Sailors stand at parade rest during a dress white uniform inspection May 7 at U.S. Naval Hospital Yokosuka. (Tim Jensen / Navy)
The Navy is moving forward with an overhaul of the Command Advancement Program that would require commanding officers to advance their top sailors during a three-month season. The changes may also allow for more sailors to be spot-promoted under the popular program.
An estimated 2,000 sailors in the fleet and at recruiting commands are capped every year.
The overhaul would mandate a “CAP season” that runs from July through September, when all command advancements must take place. This change would give personnel officials time to adjust advancement quotas based on CAPs before the upcoming advancement season.
The rules would set new CAP quotas and could also rein in who skippers are able to CAP, in an effort to bring the program more in line with the community managers who oversee all other parts of the advancement system.
“We’re working to make sure that all those advanced through the CAP program meet eligibility requirements,” said Capt. Karan Schriver, head of enlisted plans and policy for the chief of naval personnel, in a May 13 phone interview. “But also, we need to manage it so we don’t disadvantage other sailors out there and close advancements for certain communities.”
The overhaul is an attempt to modify a popular program that was nearly scuttled after some personnel managers said CAPs exacerbated the force’s over-manning in dozens of rates three years ago.
Vice Adm. Bill Moran, the chief of naval personnel who’s said to be a fan of CAP, is reviewing the formula that determines how many CAPs a CO can provide.
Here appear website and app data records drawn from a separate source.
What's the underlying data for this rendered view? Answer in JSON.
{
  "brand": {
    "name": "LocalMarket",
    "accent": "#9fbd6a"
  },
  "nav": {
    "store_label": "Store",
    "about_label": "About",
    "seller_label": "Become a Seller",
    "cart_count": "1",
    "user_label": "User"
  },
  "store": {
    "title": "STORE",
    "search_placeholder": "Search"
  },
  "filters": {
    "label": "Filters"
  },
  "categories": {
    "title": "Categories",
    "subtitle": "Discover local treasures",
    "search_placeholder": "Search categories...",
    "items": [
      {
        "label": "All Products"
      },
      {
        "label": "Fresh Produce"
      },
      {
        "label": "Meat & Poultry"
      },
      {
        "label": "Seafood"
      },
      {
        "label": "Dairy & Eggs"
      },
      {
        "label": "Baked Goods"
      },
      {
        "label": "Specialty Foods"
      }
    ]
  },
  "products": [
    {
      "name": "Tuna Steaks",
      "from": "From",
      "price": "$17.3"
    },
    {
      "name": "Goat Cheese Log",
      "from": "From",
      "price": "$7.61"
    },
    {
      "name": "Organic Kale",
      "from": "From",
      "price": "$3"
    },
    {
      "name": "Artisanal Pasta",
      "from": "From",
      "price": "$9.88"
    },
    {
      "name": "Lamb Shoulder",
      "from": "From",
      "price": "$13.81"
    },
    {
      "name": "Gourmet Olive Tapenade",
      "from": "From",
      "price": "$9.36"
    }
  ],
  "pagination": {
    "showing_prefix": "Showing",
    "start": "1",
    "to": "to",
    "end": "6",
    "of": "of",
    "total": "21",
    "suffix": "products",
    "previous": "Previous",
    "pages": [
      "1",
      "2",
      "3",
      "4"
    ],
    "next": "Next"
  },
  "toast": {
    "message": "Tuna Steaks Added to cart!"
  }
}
“There may be changes to the numbers of CAPs,” Schriver said, adding: “There is no plan to reduce the number of quotas for any commands.”